Today's MBA students work with laser-focus – but they're not close-minded. According to a couple of recent reports, students obtaining their Master's in business have been branching out in many ways. Some are taking finance jobs in unexpected fields or places, like the military. Others are expanding their course of study – even incorporating philosophy into their educational programs!
For instance, a recent report by The Wall Street Journal detailed how "the philosophy department is invading the MBA program." The article noted how classes focused around readings by Marx and Kant, among other philosophers, have begun to become a staple in many different business programs at universities across the country. Apparently, these courses are helping to correct a flaw that many employers have been worried about for years: that MBA grads are trained to specific purposes, but do not have the generalized knowledge base and skill set needed to see the "big picture."
The report then detailed "Nobel Thinking," an elective class offered at the London Business School. The class is indicative of the trend toward incorporating philosophy into business classes: by studying economic theories and decision making by Nobel Prize winners, the class aims to give students a better understanding of how ideas inform decisions made in accounting jobs, executive positions and other finance careers.

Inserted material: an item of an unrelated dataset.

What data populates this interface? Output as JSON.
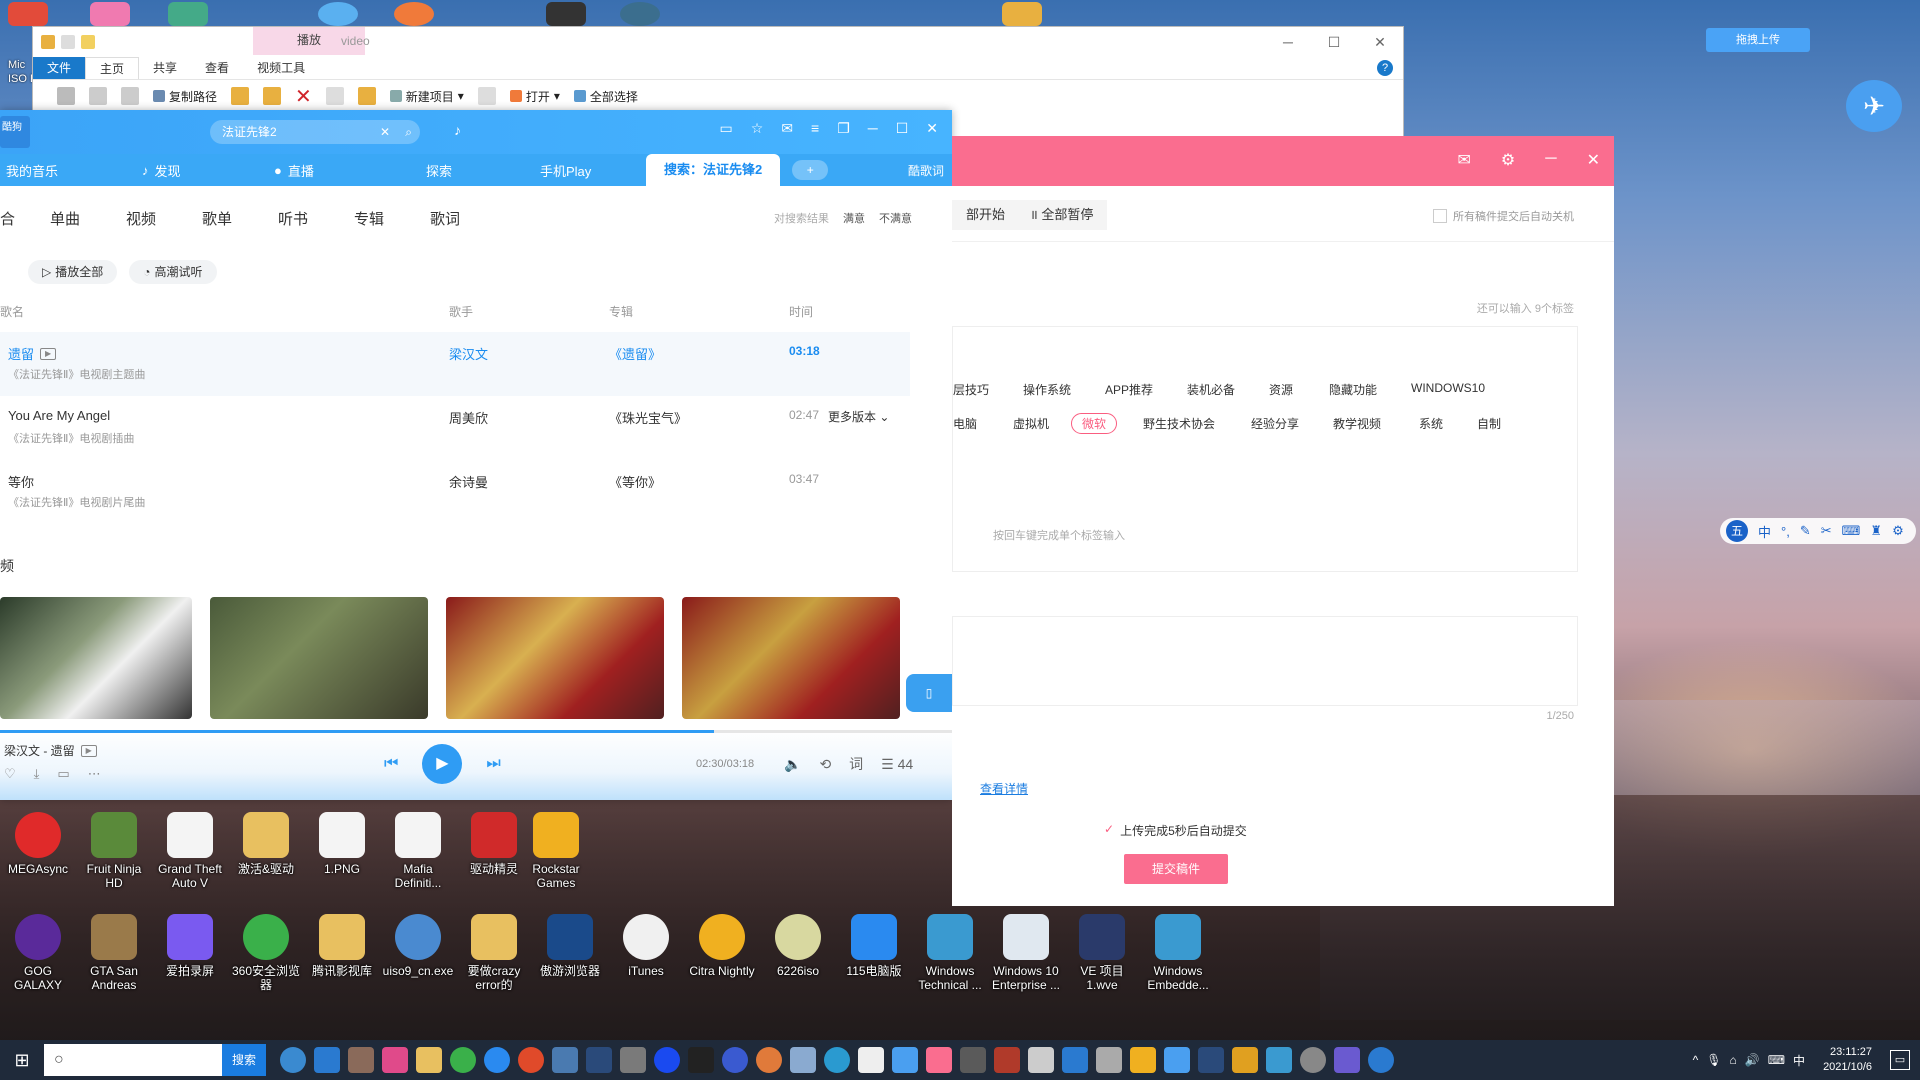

"It's important to know why we're doing what we're doing," Ingrid Marchal-Gérez, a second-year MBA student enrolled in Nobel Thinking, told The Journal. "You can start to understand what idea can have an impact, and how to communicate an idea."
Kurt Jacobsen, program director and a professor of business history at Copenhagen Business School, explained to the outlet that students appreciate and engage with the history presented in such classes.
"The tension between the two words business [and] philosophy appeals to quite a lot of young students," he told the Journal.